Stress, Gender and Depression
In my last Sharepost I asked the question Does Stress Cause Depression? One of the conclusions reached was that while many people experience stress, it is not inevitable they will go on to suffer with depression. Therefore, we assume that some people have a particular vulnerability.
When we look at the figures for depression it appears that women are far more vulnerable. There is something of a dispute as to whether men reveal their depression in different ways, but this aside it is interesting to see just how much focus has been given to stress exposure in women, and how this may predispose them to the onset of depression.
Various researchers have concluded that women's lives are generally more stressful. Reasons for this vary but include the fact that their career opportunities are more limited and they often occupy lower status jobs. Women are argued to have less power in the control of their own destinies, are often poorer and receive less acclaim and reward in their lives when compared with many men. There is some support for the claim that duel roles, such as worker and parent, are more emotionally demanding. In one large study it was found that single women were less likely to be depressed than married women who were also employed.
Additional sources of stress come from life events. It has been suggested that women are exposed to higher levels of stress in this regard. Women tend to report stressful life events more frequently than men especially with regard to interpersonal, marital, financial and illness problems, and family crises. It is suggested that women are far more immersed in family and social networks than are men and this may account for the relative intensity of stress felt.
The chronic nature of certain circumstances is an additional source of stress that can easily tip over to depression. For example, women are much more likely to be the primary caregiver for relatives with a chronic illness. Single mothers also fall into this category where little or no support is available for them and where poverty is an additional factor. Janice Kiecolt-Glazer, a professor of psychology and psychiatry, estimates the chronic stress that spouses and children develop while caring for Alzheimer's disease patients may shorten the caregivers' lives by as much as four to eight years.
Sexual victimization, through childhood molestation and/or adult sexual assault, is much higher in women than in men. Such traumatic experiences are strongly associated with subsequent depression. This example brings us back to the issue of vulnerability and it needs to be stressed that sexual assault does not, of itself, necessarily lead to depression. The link between stress and depression is not straight forward. Whether stress leads to depression will depend, for example, on the person's coping skills and personal resources, their interpretation of the meaning of stressor and their genetic background and predisposition to anxiety.

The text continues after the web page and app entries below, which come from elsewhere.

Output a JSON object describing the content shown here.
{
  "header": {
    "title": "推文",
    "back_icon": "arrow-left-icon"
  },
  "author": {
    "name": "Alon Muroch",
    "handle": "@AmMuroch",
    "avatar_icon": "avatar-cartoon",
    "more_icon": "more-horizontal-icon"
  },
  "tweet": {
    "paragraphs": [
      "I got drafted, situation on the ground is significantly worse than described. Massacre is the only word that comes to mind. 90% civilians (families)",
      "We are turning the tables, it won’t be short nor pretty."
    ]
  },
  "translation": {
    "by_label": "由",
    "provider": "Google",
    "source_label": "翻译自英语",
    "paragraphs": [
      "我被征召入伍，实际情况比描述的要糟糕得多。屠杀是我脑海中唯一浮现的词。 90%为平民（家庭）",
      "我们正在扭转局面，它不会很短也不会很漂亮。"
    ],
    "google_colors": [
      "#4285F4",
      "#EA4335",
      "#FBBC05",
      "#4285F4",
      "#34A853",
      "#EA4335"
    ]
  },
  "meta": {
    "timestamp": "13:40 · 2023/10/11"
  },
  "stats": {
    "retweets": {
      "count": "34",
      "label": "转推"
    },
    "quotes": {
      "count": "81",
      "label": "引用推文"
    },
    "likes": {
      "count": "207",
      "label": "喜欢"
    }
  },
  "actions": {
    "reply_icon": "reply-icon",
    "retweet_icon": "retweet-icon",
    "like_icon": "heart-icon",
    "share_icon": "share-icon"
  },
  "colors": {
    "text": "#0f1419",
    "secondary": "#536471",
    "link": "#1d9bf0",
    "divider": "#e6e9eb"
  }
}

The ability to cope with stress has also been suggested as an area of difference between women and men. The argument goes that women may have fewer coping resources when compared with men. The basis for the claim rests on observations that when women experience emotional distress they tend to ruminate more, become over-analytical and self-focused. Men use more distraction and tend to use more problem-solving skills.